It Pays to Know Patients' Ability to Pay

Want a snapshot of the reimbursement environment in today’s healthcare system? Nancy Davenport-Ennis, founder and CEO of Patient Advocate Foundation (PAF), describes it as lower reimbursement to physicians, hospitals and clinics, with simultaneous higher cost shifting to the individual consumer. “We’ve got the perfect storm,” she says, “and the individual consumer is simply not in a place where he or she can pay those dollars.”

Want a snapshot of the reimbursement environment in today’s healthcare system? Nancy Davenport-Ennis, founder and CEO of Patient Advocate Foundation (PAF), describes it as lower reimbursement to physicians, hospitals and clinics, with simultaneous higher cost shifting to the individual consumer. “We’ve got the perfect storm,” she says, “and the individual consumer is simply not in a place where he or she can pay those dollars.”

Consider that in 2007, the vast majority of PAF callers, 70.13 percent, reported debt crisis as their first concern, nearly double the 38% rate in 2005 and 2006. Early determination of which consumers can pay and which cannot can save caregivers millions of dollars in administrative and collection costs, according to an article in the Atlanta Business Chronicle. To that end, area hospitals have begun examining patient credit reports to gauge their ability to pay medical bills.

Double-edged sword
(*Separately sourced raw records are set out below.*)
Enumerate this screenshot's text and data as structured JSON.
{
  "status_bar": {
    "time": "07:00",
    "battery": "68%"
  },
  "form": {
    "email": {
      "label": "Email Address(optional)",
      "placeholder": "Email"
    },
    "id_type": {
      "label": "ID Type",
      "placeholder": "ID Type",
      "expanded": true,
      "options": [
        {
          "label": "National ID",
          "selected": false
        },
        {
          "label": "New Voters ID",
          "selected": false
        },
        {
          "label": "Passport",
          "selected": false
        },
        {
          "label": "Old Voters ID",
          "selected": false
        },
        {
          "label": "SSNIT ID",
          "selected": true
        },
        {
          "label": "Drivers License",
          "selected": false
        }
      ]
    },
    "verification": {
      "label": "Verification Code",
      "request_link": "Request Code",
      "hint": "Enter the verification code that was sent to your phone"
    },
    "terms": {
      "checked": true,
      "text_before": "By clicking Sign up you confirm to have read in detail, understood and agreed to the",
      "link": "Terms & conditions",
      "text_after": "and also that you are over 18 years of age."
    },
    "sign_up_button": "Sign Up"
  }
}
Randy Fagin, MD, a Texas-based urologist who specializes in performing daVinci robotic surgery for patients with prostate cancer, understands the benefit to a hospital of knowing a patient’s financial status early on, but says that the clinician in him has some reservations.
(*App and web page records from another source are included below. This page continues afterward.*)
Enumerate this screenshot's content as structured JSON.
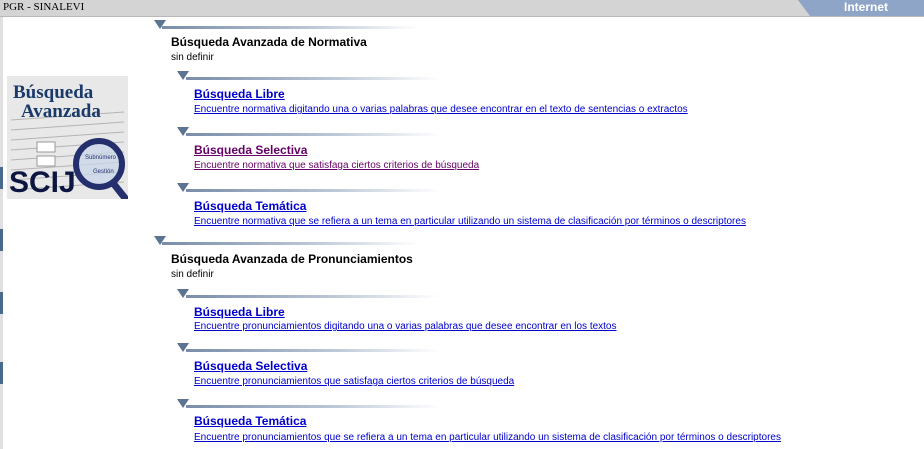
{
  "window": {
    "title": "PGR - SINALEVI",
    "zone": "Internet"
  },
  "logo": {
    "line1": "Búsqueda",
    "line2": "Avanzada",
    "brand": "SCIJ",
    "subtext1": "Subnúmero",
    "subtext2": "Gestión"
  },
  "normativa": {
    "title": "Búsqueda Avanzada de Normativa",
    "subtitle": "sin definir",
    "items": [
      {
        "label": "Búsqueda Libre",
        "desc": "Encuentre normativa digitando una o varias palabras que desee encontrar en el texto de sentencias o extractos"
      },
      {
        "label": "Búsqueda Selectiva",
        "desc": "Encuentre normativa que satisfaga ciertos criterios de búsqueda"
      },
      {
        "label": "Búsqueda Temática",
        "desc": "Encuentre normativa que se refiera a un tema en particular utilizando un sistema de clasificación por términos o descriptores"
      }
    ]
  },
  "pronunciamientos": {
    "title": "Búsqueda Avanzada de Pronunciamientos",
    "subtitle": "sin definir",
    "items": [
      {
        "label": "Búsqueda Libre",
        "desc": "Encuentre pronunciamientos digitando una o varias palabras que desee encontrar en los textos"
      },
      {
        "label": "Búsqueda Selectiva",
        "desc": "Encuentre pronunciamientos que satisfaga ciertos criterios de búsqueda"
      },
      {
        "label": "Búsqueda Temática",
        "desc": "Encuentre pronunciamientos que se refiera a un tema en particular utilizando un sistema de clasificación por términos o descriptores"
      }
    ]
  },
  "colors": {
    "link": "#0000cc",
    "visited": "#660066",
    "accent": "#5c7392"
  }
}
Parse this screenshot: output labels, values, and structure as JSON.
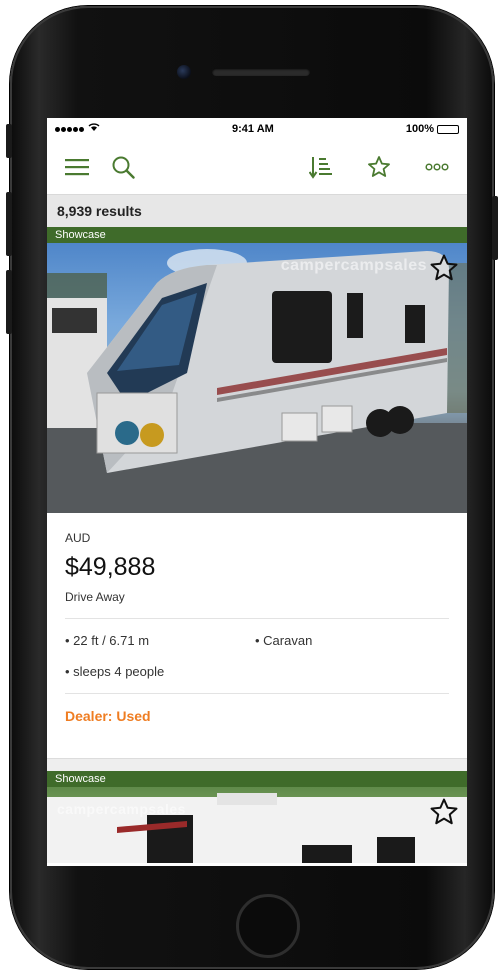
{
  "status_bar": {
    "time": "9:41 AM",
    "battery": "100%",
    "battery_level": 1.0
  },
  "toolbar": {
    "menu_icon": "hamburger-icon",
    "search_icon": "search-icon",
    "sort_icon": "sort-icon",
    "favorites_icon": "star-icon",
    "more_icon": "more-icon",
    "accent": "#4a7a30"
  },
  "results": {
    "count_text": "8,939 results"
  },
  "listings": [
    {
      "badge": "Showcase",
      "watermark": "campercampsales",
      "currency": "AUD",
      "price": "$49,888",
      "price_note": "Drive Away",
      "spec_length": "• 22 ft / 6.71 m",
      "spec_type": "• Caravan",
      "spec_sleeps": "• sleeps 4 people",
      "dealer_status": "Dealer: Used"
    },
    {
      "badge": "Showcase",
      "watermark": "campercampsales"
    }
  ],
  "colors": {
    "showcase_band": "#3f6b2a",
    "dealer_text": "#ef7d22"
  }
}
“As a physician, not a business person, it bothers me to think that my patients have to bring cash to the door before they can have their cancer surgery done,” says Fagin. “From a business point of view, I understand the necessity of doing that. But as a physician, it just doesn’t sit right.”

Davenport-Ennis sees the potential downside to availability of patient financial information as well. She explains that the more financial information a physician has up front about a patient and their ability to pay, the more that same information may influence the protocol that is ultimately offered to the patient. “Some older protocols are not as effective as some of the newer and more expensive ones,” says Davenport-Ennis. “And we have concrete instances where [having information on a patient’s financial resources] does influence the ultimate treatment decision. So morally, what do we do [about] that?”

Benefits outweigh drawbacks

Davenport-Ennis explains that PAF’s mission is to remove obstacles to accessing healthcare for people who have been diagnosed with a chronic debilitating or life-threatening illness. She also points out that 80 percent of PAF’s “patients” are insured consumers. “That’s usually startling for most people to realize, because we think that in America, if you have health insurance, it means you’re going to be able to access healthcare that is prescribed for you. But that is not a fact today.”

The reason for that startling statistic, says Davenport-Ennis, is that every stakeholder in the healthcare delivery system—from hospitals to physician practices and individual consumers—is having more and more of the cost of care off-loaded to them for direct payment. That, she says, is why early knowledge of a patient’s financial situation is knowledge worth having.

“The sooner that all stakeholders can be aware of what is the limit of reimbursement that is going to be available for a particular protocol, for a particular patient, the faster the consumer can work with PAF or others in their community to try to identify resources that can fill the gap,” Davenport-Ennis explains. “The quicker a physician practice reaches out for help, the more it is to the advantage of the patient, and the more likely the practice will be able to move ahead with the treatment protocol the doctor wishes to provide.”

Davenport-Ennis adds that 30 percent of PAF’s patient referrals come directly from hospitals, clinics, and physicians.

Using customer dataThe use of data to predict the likelihood or ability of a consumer to pay for a provided product or service is not new. Eric Hartz, president and CEO of RentBureau, explains that his company’s website combines alternative data (utility payments and club memberships) and consumer data (credit card and rent/mortgage information) to predict the likelihood of rent payments.

“We’ve been at this for about 3 years, and we have more than 5 million records,” says Hartz. “We are seeing, in the apartment industry specifically, net operating income improvements of 1 to 2 percent as a result of decisions made using both consumer and alternative data.”

But trends in healthcare are not as promising. Davenport-Ennis explains that as hospitals are limiting charity write-offs to 50 or 60 percent of the total payment due, it’s very typical to see physician practices in the same community limit their charity care write-offs to the same level, leaving patients stuck in the middle.

“It’s important for doctors to know that there are resources that can help,” says Davenport-Ennis. “And if they feel they’re going to have to make a decision to offer a protocol that is less likely to have a favorable result for their patients, then reach out to those resources.”

Ed Rabinowitz is a veteran healthcare writer and reporter. He welcomes comments at edwardr@ptd.net.